What makes a "wrapping quality"

 

 

What makes a wrap wrap the way it does?  is it the weave?  the fibers?  the yarn thickness?  the density?  what if I told you it was ALL of that and more.  When someone asks for wrapping qualities, there are soooo many things to consider.  I'm going to try to get into it here as best as I can, and answer all the questions that people often ask me.

Lets start with the most basic thing.  The yarn.  The yarn itself plays a huge part of how the wrap is going to feel.  Rayons, no matter what the rayon is, is going to be  cool to the touch, and soapy.  From peppermint, to rose, to sacandra glabra, to tencel.  They each have their own tiny quirks but for the most part, they all act the same way.  But it doesn't just end at that.  The way the yarn is plied, the twist, all play a part in how the finished product will feel.  The tighter the twist, the more energy in the yarn, the bouncier it will feel.  The looser the twist, the softer the yarn.  (think of braiding your hair:  A tight braid will spring up and down if pulled, and it will also be stiffer then a lose braid).  So, one weavers silk, for example, may not be the same as another weavers silk, even if its the same kind of silk.   This may not be something so easily ascertained, but its something to ask about when considering a weft choice, and I bring it up because of a recent conversation about plied yarn vs not plied yarn.  a 2 ply yarn is **generally** looser and less energetic then a single ply.  A single ply yarn, spun very thick, may be less energetic though so be sure to ask. 

Besides ply and twist, the combination of warp and weft play a role. 
A soapy warp + soapy weft = more soapy.   
soapy warp + textured weft = balanced
Textured warp + textured weft = super textured

This may seem like an obvious statement but i see people often shy away from soapy wefts b/c they don't like soapy things but I promise you should try it just once on a textured warp and see what you think.

But again...these are generalizations and it doesn't end there.  For example, a wrap made with a tencel weft and  a RS warp, woven in a weave with a lot of floats in the weft, you will fell the tencel more then a piece woven in the same  combination in plain weave, a weave with NO floats.   On the same token, a wrap with long warp floats, you'll feel the warp fiber more.


Confused yet?  I know there is so much to consider!!  So lets get more into the weave.  Bounce and recoil, cushyness, airyness...all come into play with the weave.  To go back to my example of plain weave, which goes over under, over under, there are NO floats.  It is a very solid weave.  It shows the warp off amazingly. . It is dense.  Its strong.  It has no  give.  The same goes for a 2/2 straight twill.  Or any weave that has floats under 3.  But plain-weave would be the most extreme example....And on the far end of that would be twills that have floats of 7 in some cases.  They are cushy and airy.  In between these two are crackles.  Crackles are made up of plain weave sections, and twill sections.  4 shaft crackles tend to be thick and cushy, but the large the twill pattern becomes, and the more plain weave you add...the flatter and denser it becomes.

The last thing to consider is DENSITY.  that is how dense the warp is set, and how dense the weft is woven in.  Carry Om wraps are woven to be balanced, or at least as balanced as we can get them .  We aim to have them dense and non shifty no matter what the fibers, whether they be slippery or not.  This is a big factor here because a lot of people have said they don't like soapy wraps, or they don't like bamboo, or tencel b/c of sag, and my answer to that is they haven't tried one that was woven dense enough.    Things shift, and sag, and dig, when the threads have room to move around.
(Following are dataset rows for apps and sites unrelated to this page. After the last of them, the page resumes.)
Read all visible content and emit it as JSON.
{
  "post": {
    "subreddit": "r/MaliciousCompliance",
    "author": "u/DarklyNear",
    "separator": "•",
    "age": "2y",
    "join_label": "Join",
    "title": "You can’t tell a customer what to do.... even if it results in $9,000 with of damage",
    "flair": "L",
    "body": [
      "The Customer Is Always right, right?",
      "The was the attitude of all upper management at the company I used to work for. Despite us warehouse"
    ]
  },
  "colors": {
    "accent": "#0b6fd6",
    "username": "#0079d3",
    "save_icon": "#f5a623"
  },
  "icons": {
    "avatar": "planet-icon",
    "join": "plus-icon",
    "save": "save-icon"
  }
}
It also goes back to the floats too though, because the longer the floats, the more you will feel them moving around.  (think of a float as the amount of space until the end is stuck down again with another string) 

So...things to consider when planning out your perfect piece are
Yarn twist and ply. - is the yarn energetic? 
Weave - is it a flat weave?  will it impact the thickness combining w/ a thick weft?
Floats - do you prefer a tighter weave?
Density - Ask your weaver how dense they plan on making the warp, what is the Sett? 

The fun is experimenting, and trying different combinations.  I've been weaving for 6 years and I'm still learning every day!